» **Exercise aim**
Every line of the data below must be output exactly, with images left out.

Element data from apps and pages
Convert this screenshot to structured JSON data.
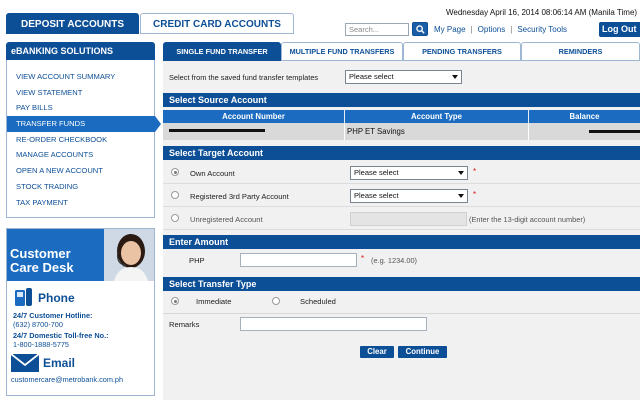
{
  "top_tabs": [
    {
      "label": "DEPOSIT ACCOUNTS"
    },
    {
      "label": "CREDIT CARD ACCOUNTS"
    }
  ],
  "header": {
    "datetime": "Wednesday April 16, 2014 08:06:14 AM (Manila Time)",
    "search_placeholder": "Search...",
    "links": [
      "My Page",
      "Options",
      "Security Tools"
    ],
    "logout": "Log Out"
  },
  "sidebar": {
    "title": "eBANKING SOLUTIONS",
    "items": [
      {
        "label": "VIEW ACCOUNT SUMMARY"
      },
      {
        "label": "VIEW STATEMENT"
      },
      {
        "label": "PAY BILLS"
      },
      {
        "label": "TRANSFER FUNDS"
      },
      {
        "label": "RE-ORDER CHECKBOOK"
      },
      {
        "label": "MANAGE ACCOUNTS"
      },
      {
        "label": "OPEN A NEW ACCOUNT"
      },
      {
        "label": "STOCK TRADING"
      },
      {
        "label": "TAX PAYMENT"
      }
    ]
  },
  "care": {
    "title_line1": "Customer",
    "title_line2": "Care Desk",
    "phone_label": "Phone",
    "hotline_label": "24/7 Customer Hotline:",
    "hotline_number": "(632) 8700-700",
    "tollfree_label": "24/7 Domestic Toll-free No.:",
    "tollfree_number": "1-800-1888-5775",
    "email_label": "Email",
    "email_address": "customercare@metrobank.com.ph"
  },
  "sub_tabs": [
    {
      "label": "SINGLE FUND TRANSFER"
    },
    {
      "label": "MULTIPLE FUND TRANSFERS"
    },
    {
      "label": "PENDING TRANSFERS"
    },
    {
      "label": "REMINDERS"
    }
  ],
  "template": {
    "prompt": "Select from the saved fund transfer templates",
    "selected": "Please select"
  },
  "source": {
    "title": "Select Source Account",
    "columns": [
      "Account Number",
      "Account Type",
      "Balance"
    ],
    "row": {
      "account_number": "",
      "account_type": "PHP ET Savings",
      "balance": ""
    }
  },
  "target": {
    "title": "Select Target Account",
    "own_label": "Own Account",
    "own_selected": "Please select",
    "registered_label": "Registered 3rd Party Account",
    "registered_selected": "Please select",
    "unregistered_label": "Unregistered Account",
    "unregistered_hint": "(Enter the 13-digit account number)",
    "required_mark": "*"
  },
  "amount": {
    "title": "Enter Amount",
    "currency": "PHP",
    "value": "",
    "hint": "(e.g. 1234.00)"
  },
  "transfer_type": {
    "title": "Select Transfer Type",
    "immediate": "Immediate",
    "scheduled": "Scheduled"
  },
  "remarks": {
    "label": "Remarks",
    "value": ""
  },
  "actions": {
    "clear": "Clear",
    "continue": "Continue"
  },
  "colors": {
    "primary": "#0d4f96",
    "accent": "#1b6cc0",
    "required": "#dd1111"
  }
}
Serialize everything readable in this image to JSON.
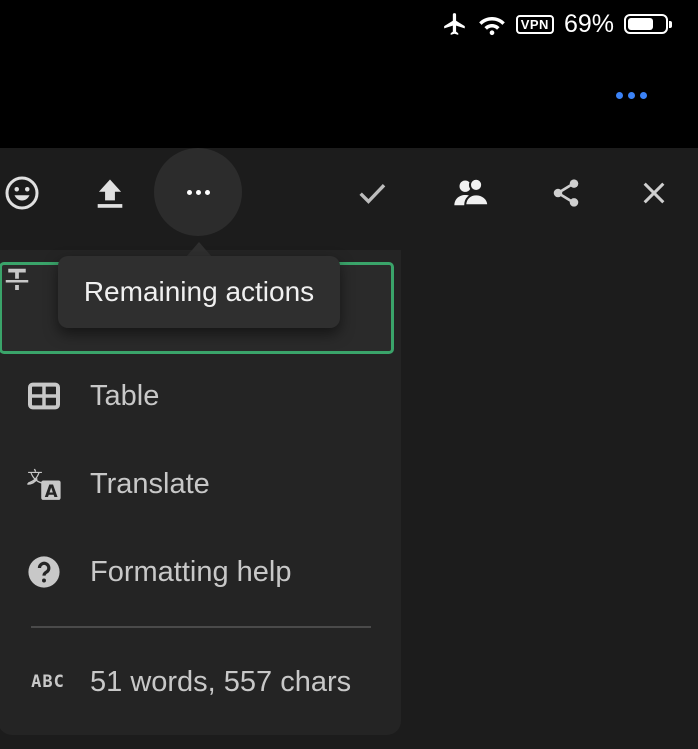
{
  "status_bar": {
    "airplane_icon": "airplane-icon",
    "wifi_icon": "wifi-icon",
    "vpn_label": "VPN",
    "battery_percent": "69%",
    "battery_level": 0.69
  },
  "header": {
    "more_icon": "more-horizontal-icon",
    "accent_color": "#3b82f6"
  },
  "toolbar": {
    "buttons": [
      {
        "name": "emoji",
        "icon": "emoji-icon"
      },
      {
        "name": "upload",
        "icon": "upload-icon"
      },
      {
        "name": "more",
        "icon": "more-icon",
        "active": true
      },
      {
        "name": "done",
        "icon": "check-icon"
      },
      {
        "name": "people",
        "icon": "people-icon"
      },
      {
        "name": "share",
        "icon": "share-icon"
      },
      {
        "name": "close",
        "icon": "close-icon"
      }
    ]
  },
  "tooltip": {
    "text": "Remaining actions"
  },
  "menu": {
    "highlight_color": "#3aa46a",
    "items": [
      {
        "icon": "strikethrough-icon",
        "label": ""
      },
      {
        "icon": "table-icon",
        "label": "Table"
      },
      {
        "icon": "translate-icon",
        "label": "Translate"
      },
      {
        "icon": "help-icon",
        "label": "Formatting help"
      }
    ],
    "stats": {
      "icon_text": "ABC",
      "label": "51 words, 557 chars"
    }
  }
}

» **Written solution**
Convert this screenshot to structured JSON data.
{
  "top_tabs": [
    {
      "label": "DEPOSIT ACCOUNTS"
    },
    {
      "label": "CREDIT CARD ACCOUNTS"
    }
  ],
  "header": {
    "datetime": "Wednesday April 16, 2014 08:06:14 AM (Manila Time)",
    "search_placeholder": "Search...",
    "links": [
      "My Page",
      "Options",
      "Security Tools"
    ],
    "logout": "Log Out"
  },
  "sidebar": {
    "title": "eBANKING SOLUTIONS",
    "items": [
      {
        "label": "VIEW ACCOUNT SUMMARY"
      },
      {
        "label": "VIEW STATEMENT"
      },
      {
        "label": "PAY BILLS"
      },
      {
        "label": "TRANSFER FUNDS"
      },
      {
        "label": "RE-ORDER CHECKBOOK"
      },
      {
        "label": "MANAGE ACCOUNTS"
      },
      {
        "label": "OPEN A NEW ACCOUNT"
      },
      {
        "label": "STOCK TRADING"
      },
      {
        "label": "TAX PAYMENT"
      }
    ]
  },
  "care": {
    "title_line1": "Customer",
    "title_line2": "Care Desk",
    "phone_label": "Phone",
    "hotline_label": "24/7 Customer Hotline:",
    "hotline_number": "(632) 8700-700",
    "tollfree_label": "24/7 Domestic Toll-free No.:",
    "tollfree_number": "1-800-1888-5775",
    "email_label": "Email",
    "email_address": "customercare@metrobank.com.ph"
  },
  "sub_tabs": [
    {
      "label": "SINGLE FUND TRANSFER"
    },
    {
      "label": "MULTIPLE FUND TRANSFERS"
    },
    {
      "label": "PENDING TRANSFERS"
    },
    {
      "label": "REMINDERS"
    }
  ],
  "template": {
    "prompt": "Select from the saved fund transfer templates",
    "selected": "Please select"
  },
  "source": {
    "title": "Select Source Account",
    "columns": [
      "Account Number",
      "Account Type",
      "Balance"
    ],
    "row": {
      "account_number": "",
      "account_type": "PHP ET Savings",
      "balance": ""
    }
  },
  "target": {
    "title": "Select Target Account",
    "own_label": "Own Account",
    "own_selected": "Please select",
    "registered_label": "Registered 3rd Party Account",
    "registered_selected": "Please select",
    "unregistered_label": "Unregistered Account",
    "unregistered_hint": "(Enter the 13-digit account number)",
    "required_mark": "*"
  },
  "amount": {
    "title": "Enter Amount",
    "currency": "PHP",
    "value": "",
    "hint": "(e.g. 1234.00)"
  },
  "transfer_type": {
    "title": "Select Transfer Type",
    "immediate": "Immediate",
    "scheduled": "Scheduled"
  },
  "remarks": {
    "label": "Remarks",
    "value": ""
  },
  "actions": {
    "clear": "Clear",
    "continue": "Continue"
  },
  "colors": {
    "primary": "#0d4f96",
    "accent": "#1b6cc0",
    "required": "#dd1111"
  }
}
Serialize everything readable in this image to JSON.
{
  "status_bar": {
    "airplane_icon": "airplane-icon",
    "wifi_icon": "wifi-icon",
    "vpn_label": "VPN",
    "battery_percent": "69%",
    "battery_level": 0.69
  },
  "header": {
    "more_icon": "more-horizontal-icon",
    "accent_color": "#3b82f6"
  },
  "toolbar": {
    "buttons": [
      {
        "name": "emoji",
        "icon": "emoji-icon"
      },
      {
        "name": "upload",
        "icon": "upload-icon"
      },
      {
        "name": "more",
        "icon": "more-icon",
        "active": true
      },
      {
        "name": "done",
        "icon": "check-icon"
      },
      {
        "name": "people",
        "icon": "people-icon"
      },
      {
        "name": "share",
        "icon": "share-icon"
      },
      {
        "name": "close",
        "icon": "close-icon"
      }
    ]
  },
  "tooltip": {
    "text": "Remaining actions"
  },
  "menu": {
    "highlight_color": "#3aa46a",
    "items": [
      {
        "icon": "strikethrough-icon",
        "label": ""
      },
      {
        "icon": "table-icon",
        "label": "Table"
      },
      {
        "icon": "translate-icon",
        "label": "Translate"
      },
      {
        "icon": "help-icon",
        "label": "Formatting help"
      }
    ],
    "stats": {
      "icon_text": "ABC",
      "label": "51 words, 557 chars"
    }
  }
}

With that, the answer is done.